Of course the film is far more expensive than the original, and much, much bigger, but no, it’s not better. Overall it’s a good-looking picture with superior special effects, but it’s terribly overlong and you never feel connected to what’s happening on the screen. An empty spectacle, a sort of playground attraction brought to the screen. Some of the scenes with the girl and the ape are a bit laughable, but the finale on top of the Empire State Building is very well done
De Reünie (The Reunion - 2015, Menno Meyjes)
An adaptation of a popular Dutch novel in the thriller genre. Recovered from a burnout, a young woman tries to pick up her life, but an encounter with a former schoolmate brings back some painful memories of her teenage years in a seaside resort. Her best friend, an attractive girl with a hazardous, even provocative lifestyle disappeared without leaving a trace.

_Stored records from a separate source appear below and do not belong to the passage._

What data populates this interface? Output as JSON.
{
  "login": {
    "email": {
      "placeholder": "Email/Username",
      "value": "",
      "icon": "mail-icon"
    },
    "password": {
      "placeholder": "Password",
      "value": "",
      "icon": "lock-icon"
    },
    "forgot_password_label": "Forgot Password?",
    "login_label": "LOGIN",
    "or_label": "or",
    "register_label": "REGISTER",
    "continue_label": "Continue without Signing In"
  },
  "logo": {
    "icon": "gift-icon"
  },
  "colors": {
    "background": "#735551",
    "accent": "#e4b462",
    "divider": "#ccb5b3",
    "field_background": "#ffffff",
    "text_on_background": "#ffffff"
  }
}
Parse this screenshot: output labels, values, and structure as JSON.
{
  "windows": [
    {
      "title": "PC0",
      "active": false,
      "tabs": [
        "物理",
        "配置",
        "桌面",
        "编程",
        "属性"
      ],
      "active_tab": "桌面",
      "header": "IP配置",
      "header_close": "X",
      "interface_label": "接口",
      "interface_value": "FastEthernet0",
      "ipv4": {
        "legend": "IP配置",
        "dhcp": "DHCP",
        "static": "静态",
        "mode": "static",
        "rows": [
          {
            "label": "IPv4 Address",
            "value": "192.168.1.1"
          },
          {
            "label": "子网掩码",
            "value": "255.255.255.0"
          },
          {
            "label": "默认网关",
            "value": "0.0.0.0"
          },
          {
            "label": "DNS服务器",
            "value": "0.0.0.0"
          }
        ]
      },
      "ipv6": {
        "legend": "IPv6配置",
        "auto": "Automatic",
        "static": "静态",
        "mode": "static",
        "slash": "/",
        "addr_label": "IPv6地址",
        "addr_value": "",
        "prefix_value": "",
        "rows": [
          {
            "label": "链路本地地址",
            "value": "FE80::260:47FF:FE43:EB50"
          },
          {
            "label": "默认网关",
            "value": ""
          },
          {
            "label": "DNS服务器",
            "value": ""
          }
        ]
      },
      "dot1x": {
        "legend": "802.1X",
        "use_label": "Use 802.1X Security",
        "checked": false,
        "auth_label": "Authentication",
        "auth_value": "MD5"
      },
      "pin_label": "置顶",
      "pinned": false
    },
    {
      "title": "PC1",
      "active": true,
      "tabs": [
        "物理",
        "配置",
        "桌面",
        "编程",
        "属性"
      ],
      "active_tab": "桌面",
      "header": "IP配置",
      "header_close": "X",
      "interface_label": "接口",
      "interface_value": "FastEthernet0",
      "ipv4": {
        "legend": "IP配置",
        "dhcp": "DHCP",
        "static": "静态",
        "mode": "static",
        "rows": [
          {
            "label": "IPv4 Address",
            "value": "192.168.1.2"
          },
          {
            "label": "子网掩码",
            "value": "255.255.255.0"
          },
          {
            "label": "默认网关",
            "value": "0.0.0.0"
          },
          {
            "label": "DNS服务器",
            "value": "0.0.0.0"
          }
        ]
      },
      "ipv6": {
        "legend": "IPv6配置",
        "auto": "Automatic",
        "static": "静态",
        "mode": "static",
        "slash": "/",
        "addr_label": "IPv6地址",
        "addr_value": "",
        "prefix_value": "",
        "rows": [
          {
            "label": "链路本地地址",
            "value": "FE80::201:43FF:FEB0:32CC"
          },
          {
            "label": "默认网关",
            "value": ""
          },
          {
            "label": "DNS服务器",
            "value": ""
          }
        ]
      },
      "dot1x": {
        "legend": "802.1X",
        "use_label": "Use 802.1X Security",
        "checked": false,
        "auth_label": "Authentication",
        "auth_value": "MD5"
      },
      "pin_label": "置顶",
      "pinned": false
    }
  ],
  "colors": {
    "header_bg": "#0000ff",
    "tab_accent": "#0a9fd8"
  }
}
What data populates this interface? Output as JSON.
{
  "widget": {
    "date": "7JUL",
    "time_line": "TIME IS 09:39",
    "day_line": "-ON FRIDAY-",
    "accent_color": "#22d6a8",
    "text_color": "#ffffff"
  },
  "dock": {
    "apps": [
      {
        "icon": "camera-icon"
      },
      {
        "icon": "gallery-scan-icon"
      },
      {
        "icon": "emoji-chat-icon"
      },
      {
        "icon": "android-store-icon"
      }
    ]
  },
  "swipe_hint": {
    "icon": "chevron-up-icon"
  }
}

Was she killed? Does this former schoolmate know more about the case?
Expectations were high but the film didn’t do well at the box-office and critical reactions were mixed. Most critics praised Daantje Idelenburg’s performance (as the girl who went missing) but thought the plot was muddled and the script wavering. Major letdown is the half-open ending (we get an explanation, but do not know for sure it is the right one). Not too bad, but not great either.
Terminator 2 (1991, James Cameron)
I saw it in cinema back then, and never went back to it, because I thought it was less intriguing and fascinating than the original terminator movie. The first one was a mean, lean action flick with Arnold Schwarzenegger perfectly cast as a murderous cyborg. In the second they had turned Arnie into a ‘good one’. A good terminator, how was that supposed to work? Furthermore they had sugared the story-telling a little and added a irritatingly cute kid to the cast.
Okay, I still don’t like the sugar-coating, but James Cameron sure knows how to create awe-inspiring action moments and his movie offers the desired thrills. And if the kid is too cute, Robert Patrick is deliciously sinister as T-1000, the advanced robotic killer composed of liquid metal. If only they had tightened it a bit. those Cameron movies seem to go on forever and ever (and ever) and after the umpteenth shootout, chase scene or narrow escape, you start feeling a bit groggy, as if you had one glass (or punch) too many … Hasta la vista (baby)
2005 King Kong was divided into 3 parts, pre-island, island,and post-island(NYC). I would have loved it with just the island part. The movie under-performed at the box office IMO due to its well-publicized three hour length. Three hours is a commitment. Two hours, most people can handle.